> WHAT YOU NEED TO DO
Whenever a line below includes the word "intro", copy that line.

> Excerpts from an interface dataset
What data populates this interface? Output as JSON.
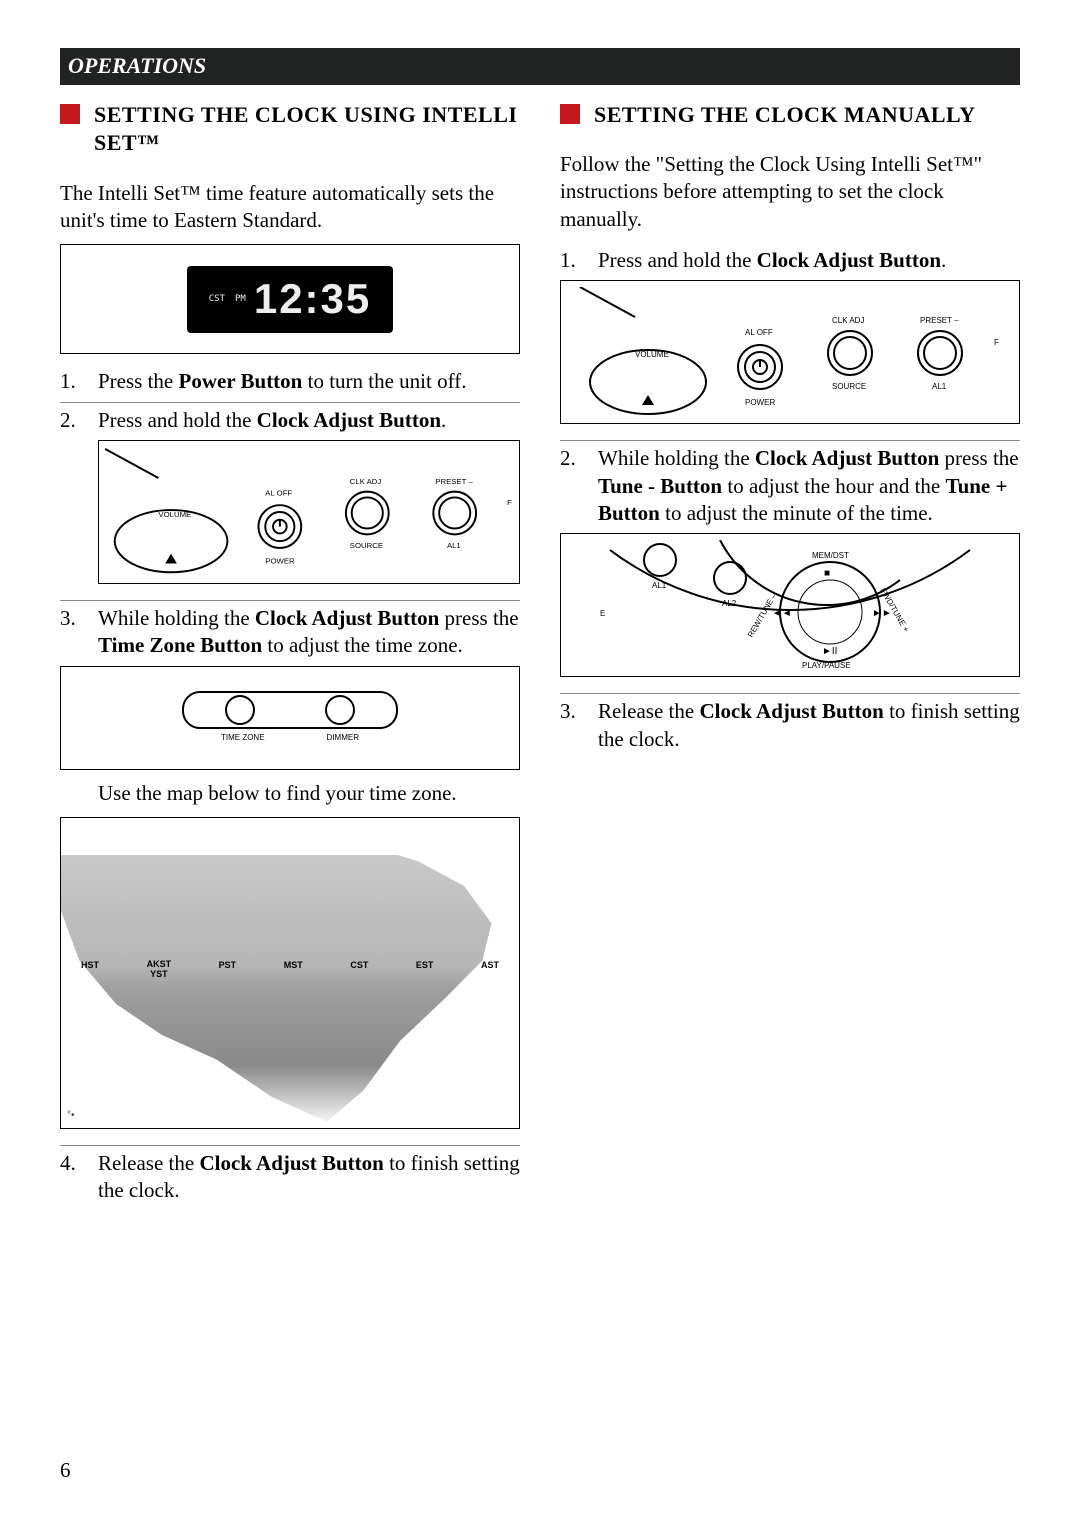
{
  "section_title": "OPERATIONS",
  "page_number": "6",
  "left": {
    "heading": "SETTING THE CLOCK USING INTELLI SET™",
    "intro": "The Intelli Set™ time feature automatically sets the unit's time to Eastern Standard.",
    "clock": {
      "tz": "CST",
      "ampm": "PM",
      "time": "12:35"
    },
    "steps": {
      "s1_a": "Press the ",
      "s1_b": "Power Button",
      "s1_c": " to turn the unit off.",
      "s2_a": "Press and hold the ",
      "s2_b": "Clock Adjust Button",
      "s2_c": ".",
      "s3_a": "While holding the ",
      "s3_b": "Clock Adjust Button",
      "s3_c": " press the ",
      "s3_d": "Time Zone Button",
      "s3_e": " to adjust the time zone.",
      "s3_note": "Use the map below to find your time zone.",
      "s4_a": "Release the ",
      "s4_b": "Clock Adjust Button",
      "s4_c": " to finish setting the clock."
    },
    "panel": {
      "volume": "VOLUME",
      "al_off": "AL OFF",
      "power": "POWER",
      "clk_adj": "CLK ADJ",
      "source": "SOURCE",
      "preset_minus": "PRESET –",
      "al1": "AL1"
    },
    "tz_fig": {
      "time_zone": "TIME ZONE",
      "dimmer": "DIMMER"
    },
    "map_zones": [
      "HST",
      "AKST",
      "YST",
      "PST",
      "MST",
      "CST",
      "EST",
      "AST"
    ]
  },
  "right": {
    "heading": "SETTING THE CLOCK MANUALLY",
    "intro": "Follow the \"Setting the Clock Using Intelli Set™\" instructions before attempting to set the clock manually.",
    "steps": {
      "s1_a": "Press and hold the ",
      "s1_b": "Clock Adjust Button",
      "s1_c": ".",
      "s2_a": "While holding the ",
      "s2_b": "Clock Adjust Button",
      "s2_c": " press the ",
      "s2_d": "Tune - Button",
      "s2_e": " to adjust the hour and the ",
      "s2_f": "Tune + Button",
      "s2_g": " to adjust the minute of the time.",
      "s3_a": "Release the ",
      "s3_b": "Clock Adjust Button",
      "s3_c": " to finish setting the clock."
    },
    "panel": {
      "volume": "VOLUME",
      "al_off": "AL OFF",
      "power": "POWER",
      "clk_adj": "CLK ADJ",
      "source": "SOURCE",
      "preset_minus": "PRESET –",
      "al1": "AL1"
    },
    "circ": {
      "al1": "AL1",
      "al2": "AL2",
      "mem_dst": "MEM/DST",
      "rew_tune_minus": "REW/TUNE –",
      "fwd_tune_plus": "FWD/TUNE +",
      "play_pause": "PLAY/PAUSE",
      "prev": "◄◄",
      "next": "►►",
      "stop": "■",
      "play": "►II"
    }
  }
}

> REPLY TO THE EXERCISE
    "intro": "The Intelli Set™ time feature automatically sets the unit's time to Eastern Standard.",
    "intro": "Follow the \"Setting the Clock Using Intelli Set™\" instructions before attempting to set the clock manually.",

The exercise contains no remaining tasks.